> PROBLEM REQUIREMENTS:
Every line in the entries that holds the word "icon" counts toward the answer, which should be a single number.

#####

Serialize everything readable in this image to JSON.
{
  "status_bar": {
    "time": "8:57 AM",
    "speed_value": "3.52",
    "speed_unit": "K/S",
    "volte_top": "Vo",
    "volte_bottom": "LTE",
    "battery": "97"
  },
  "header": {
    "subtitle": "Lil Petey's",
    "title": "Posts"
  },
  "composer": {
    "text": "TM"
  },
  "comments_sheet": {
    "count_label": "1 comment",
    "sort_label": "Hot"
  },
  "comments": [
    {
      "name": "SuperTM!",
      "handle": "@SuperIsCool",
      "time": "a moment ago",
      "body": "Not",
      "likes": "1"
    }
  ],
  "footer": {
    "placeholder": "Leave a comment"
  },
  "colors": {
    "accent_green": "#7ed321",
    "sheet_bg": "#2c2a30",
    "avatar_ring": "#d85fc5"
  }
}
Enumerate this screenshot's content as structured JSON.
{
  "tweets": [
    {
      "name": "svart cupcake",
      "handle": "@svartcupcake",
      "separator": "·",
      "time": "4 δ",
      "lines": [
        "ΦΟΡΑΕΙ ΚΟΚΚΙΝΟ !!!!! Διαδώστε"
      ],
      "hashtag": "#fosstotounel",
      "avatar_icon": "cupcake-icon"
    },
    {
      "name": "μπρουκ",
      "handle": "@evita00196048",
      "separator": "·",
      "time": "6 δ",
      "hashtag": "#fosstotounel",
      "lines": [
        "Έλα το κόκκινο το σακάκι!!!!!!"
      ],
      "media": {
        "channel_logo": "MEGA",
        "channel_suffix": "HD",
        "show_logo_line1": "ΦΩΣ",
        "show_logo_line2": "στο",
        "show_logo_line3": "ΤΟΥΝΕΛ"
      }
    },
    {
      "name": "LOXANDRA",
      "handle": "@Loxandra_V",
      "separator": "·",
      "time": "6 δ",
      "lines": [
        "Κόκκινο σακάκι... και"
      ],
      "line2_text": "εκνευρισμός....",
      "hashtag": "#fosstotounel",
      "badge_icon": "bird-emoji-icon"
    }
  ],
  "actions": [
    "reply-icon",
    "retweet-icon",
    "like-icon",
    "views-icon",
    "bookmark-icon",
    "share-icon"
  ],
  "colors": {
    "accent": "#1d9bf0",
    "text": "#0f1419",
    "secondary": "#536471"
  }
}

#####

> SOLUTION FOR THIS PROBLEM:
8